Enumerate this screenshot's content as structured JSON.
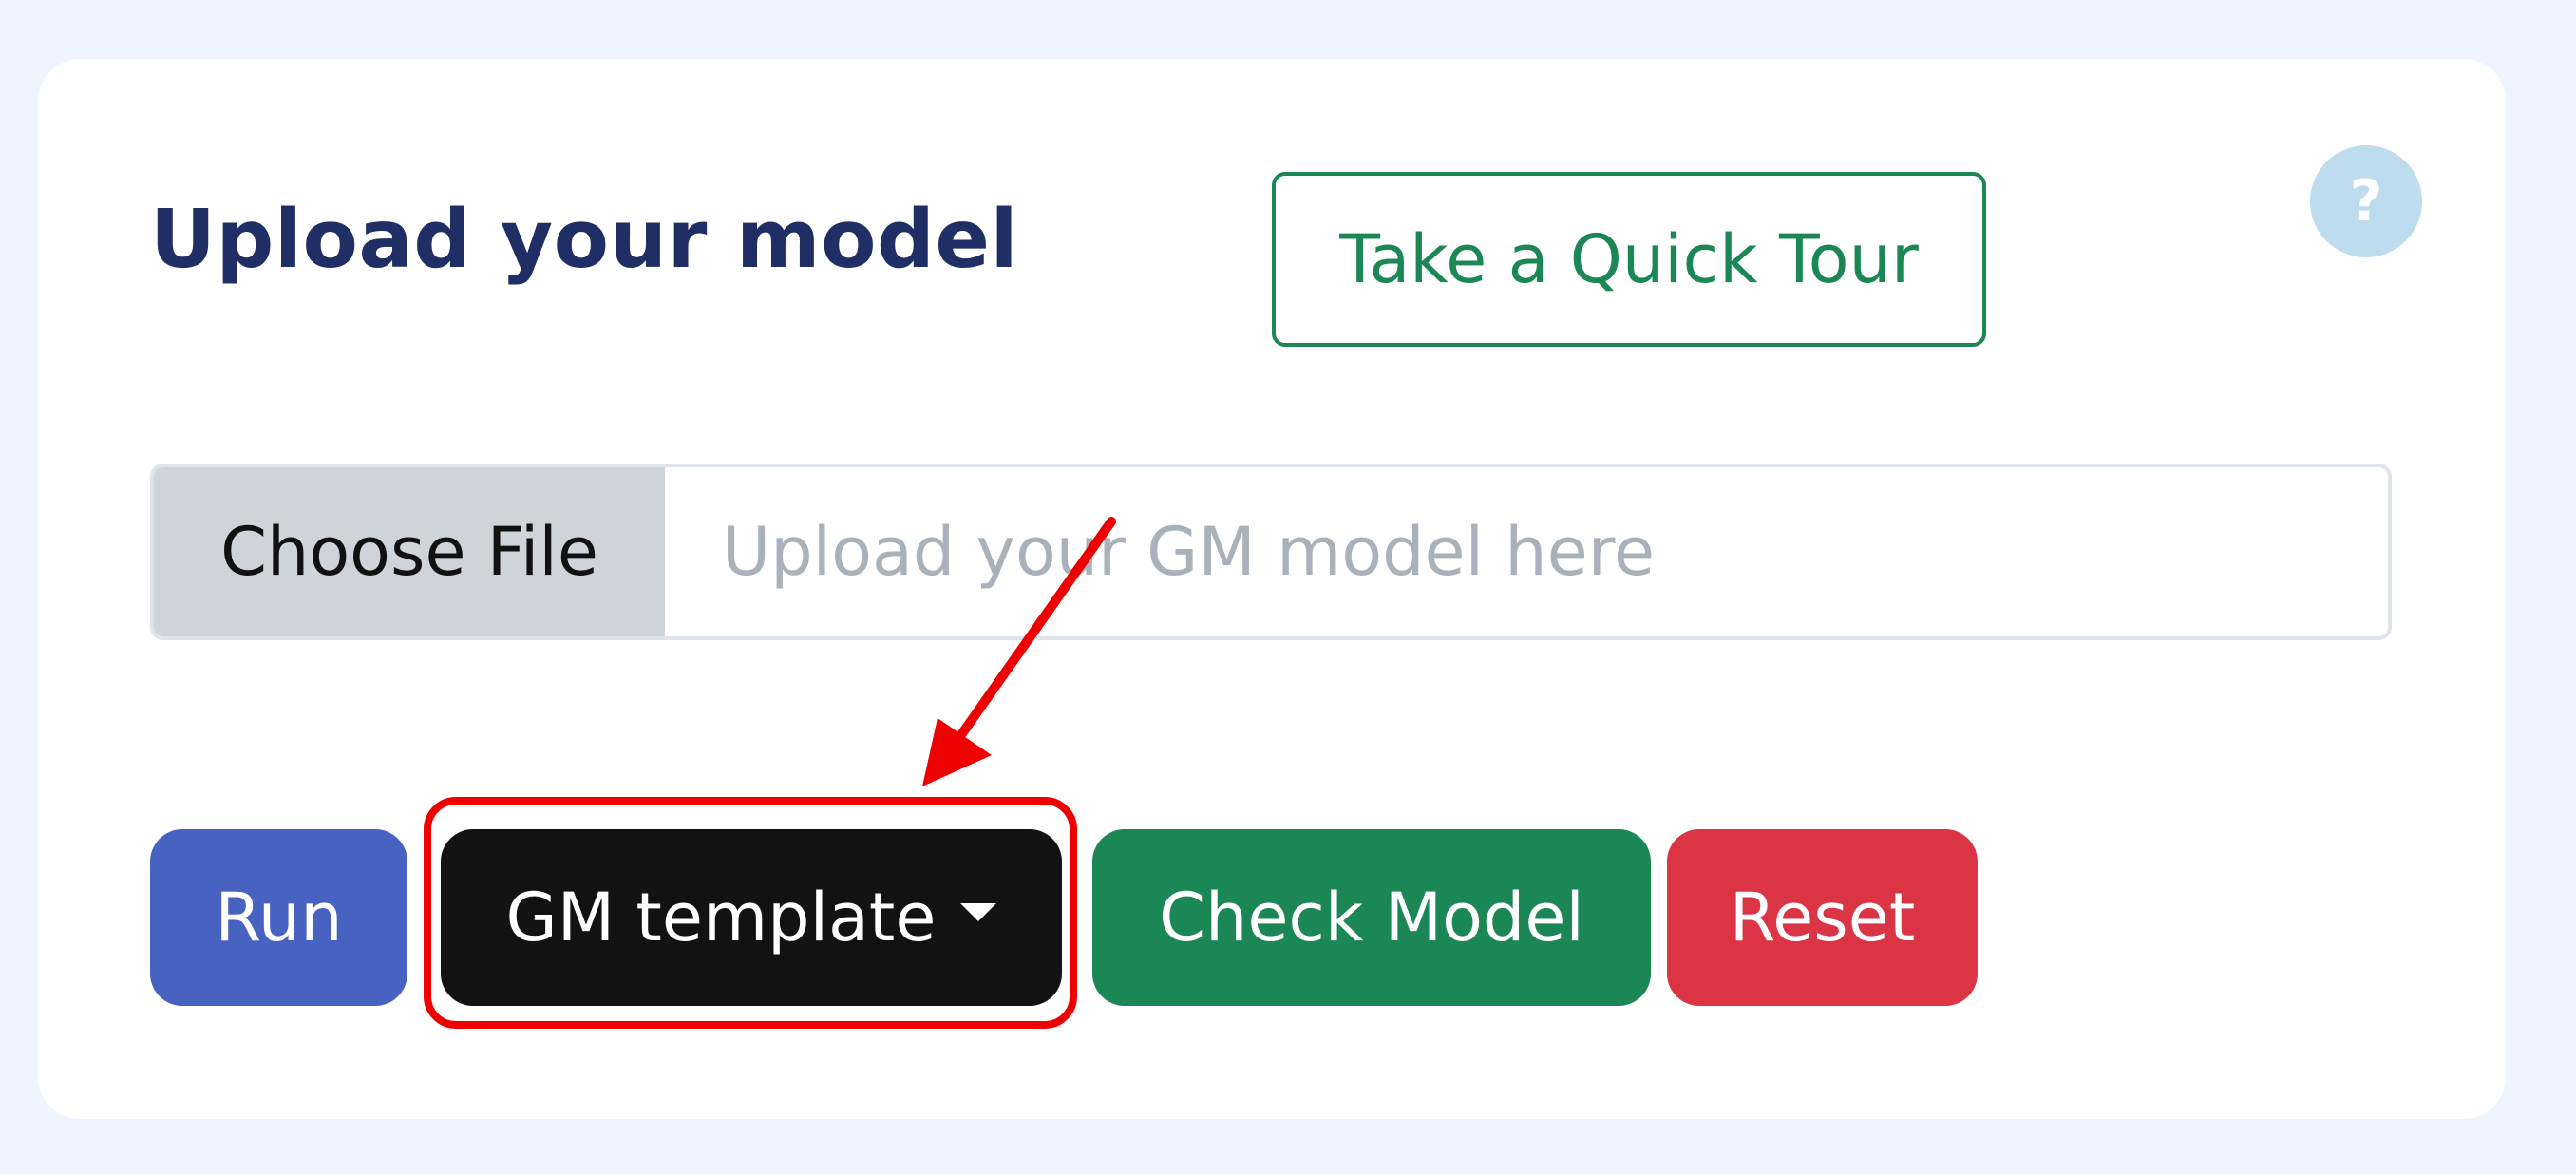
{
  "upload_panel": {
    "title": "Upload your model",
    "tour_button": "Take a Quick Tour",
    "help_icon": "?",
    "file_input": {
      "choose_label": "Choose File",
      "placeholder": "Upload your GM model here"
    },
    "actions": {
      "run": "Run",
      "gm_template": "GM template",
      "check_model": "Check Model",
      "reset": "Reset"
    }
  },
  "icons": {
    "help": "question-circle-icon",
    "dropdown": "caret-down-icon",
    "annotation": "arrow-annotation"
  },
  "colors": {
    "page_background": "#eff5fe",
    "card_background": "#ffffff",
    "title": "#1f2f66",
    "run": "#4862c1",
    "gm_template": "#121212",
    "check_model": "#1a8754",
    "reset": "#db3445",
    "annotation": "#ee0000"
  }
}
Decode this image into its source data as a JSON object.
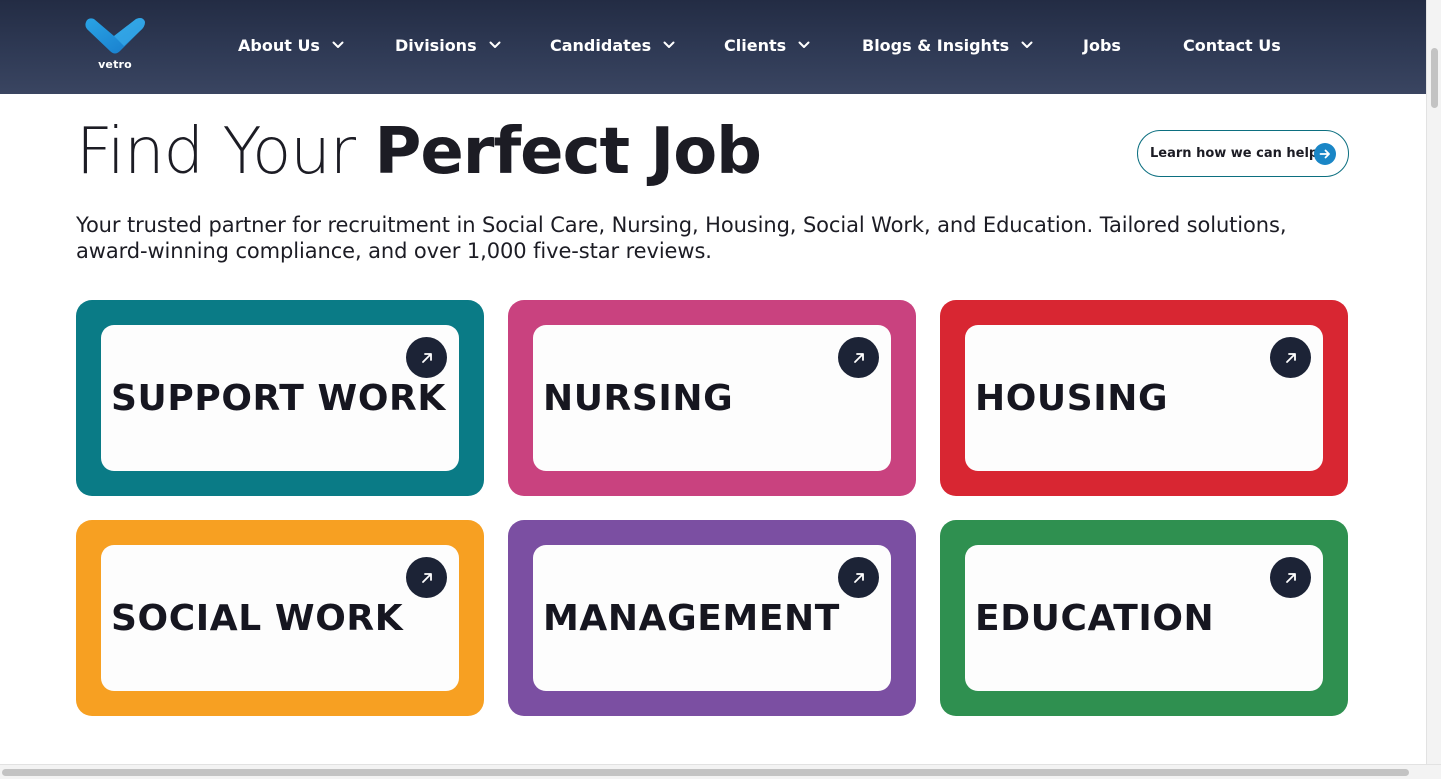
{
  "header": {
    "logo_text": "vetro",
    "nav": [
      {
        "label": "About Us",
        "has_dropdown": true
      },
      {
        "label": "Divisions",
        "has_dropdown": true
      },
      {
        "label": "Candidates",
        "has_dropdown": true
      },
      {
        "label": "Clients",
        "has_dropdown": true
      },
      {
        "label": "Blogs & Insights",
        "has_dropdown": true
      },
      {
        "label": "Jobs",
        "has_dropdown": false
      },
      {
        "label": "Contact Us",
        "has_dropdown": false
      }
    ]
  },
  "hero": {
    "title_light": "Find Your ",
    "title_bold": "Perfect Job",
    "help_button_label": "Learn how we can help",
    "description": "Your trusted partner for recruitment in Social Care, Nursing, Housing, Social Work, and Education. Tailored solutions, award-winning compliance, and over 1,000 five-star reviews."
  },
  "cards": [
    {
      "title": "SUPPORT WORK",
      "color": "#0a7b86",
      "icon": "arrow-up-right-icon"
    },
    {
      "title": "NURSING",
      "color": "#c9427f",
      "icon": "arrow-up-right-icon"
    },
    {
      "title": "HOUSING",
      "color": "#d82632",
      "icon": "arrow-up-right-icon"
    },
    {
      "title": "SOCIAL WORK",
      "color": "#f7a022",
      "icon": "arrow-up-right-icon"
    },
    {
      "title": "MANAGEMENT",
      "color": "#7b4fa2",
      "icon": "arrow-up-right-icon"
    },
    {
      "title": "EDUCATION",
      "color": "#2f9050",
      "icon": "arrow-up-right-icon"
    }
  ],
  "colors": {
    "header_bg": "#2a3450",
    "accent_blue": "#1a86c6",
    "button_border": "#0c6f80",
    "icon_circle": "#1c2336"
  }
}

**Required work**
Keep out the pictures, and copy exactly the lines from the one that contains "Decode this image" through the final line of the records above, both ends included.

**Solution to this exercise**
Decode this image into its source data as a JSON object.
{
  "header": {
    "logo_text": "vetro",
    "nav": [
      {
        "label": "About Us",
        "has_dropdown": true
      },
      {
        "label": "Divisions",
        "has_dropdown": true
      },
      {
        "label": "Candidates",
        "has_dropdown": true
      },
      {
        "label": "Clients",
        "has_dropdown": true
      },
      {
        "label": "Blogs & Insights",
        "has_dropdown": true
      },
      {
        "label": "Jobs",
        "has_dropdown": false
      },
      {
        "label": "Contact Us",
        "has_dropdown": false
      }
    ]
  },
  "hero": {
    "title_light": "Find Your ",
    "title_bold": "Perfect Job",
    "help_button_label": "Learn how we can help",
    "description": "Your trusted partner for recruitment in Social Care, Nursing, Housing, Social Work, and Education. Tailored solutions, award-winning compliance, and over 1,000 five-star reviews."
  },
  "cards": [
    {
      "title": "SUPPORT WORK",
      "color": "#0a7b86",
      "icon": "arrow-up-right-icon"
    },
    {
      "title": "NURSING",
      "color": "#c9427f",
      "icon": "arrow-up-right-icon"
    },
    {
      "title": "HOUSING",
      "color": "#d82632",
      "icon": "arrow-up-right-icon"
    },
    {
      "title": "SOCIAL WORK",
      "color": "#f7a022",
      "icon": "arrow-up-right-icon"
    },
    {
      "title": "MANAGEMENT",
      "color": "#7b4fa2",
      "icon": "arrow-up-right-icon"
    },
    {
      "title": "EDUCATION",
      "color": "#2f9050",
      "icon": "arrow-up-right-icon"
    }
  ],
  "colors": {
    "header_bg": "#2a3450",
    "accent_blue": "#1a86c6",
    "button_border": "#0c6f80",
    "icon_circle": "#1c2336"
  }
}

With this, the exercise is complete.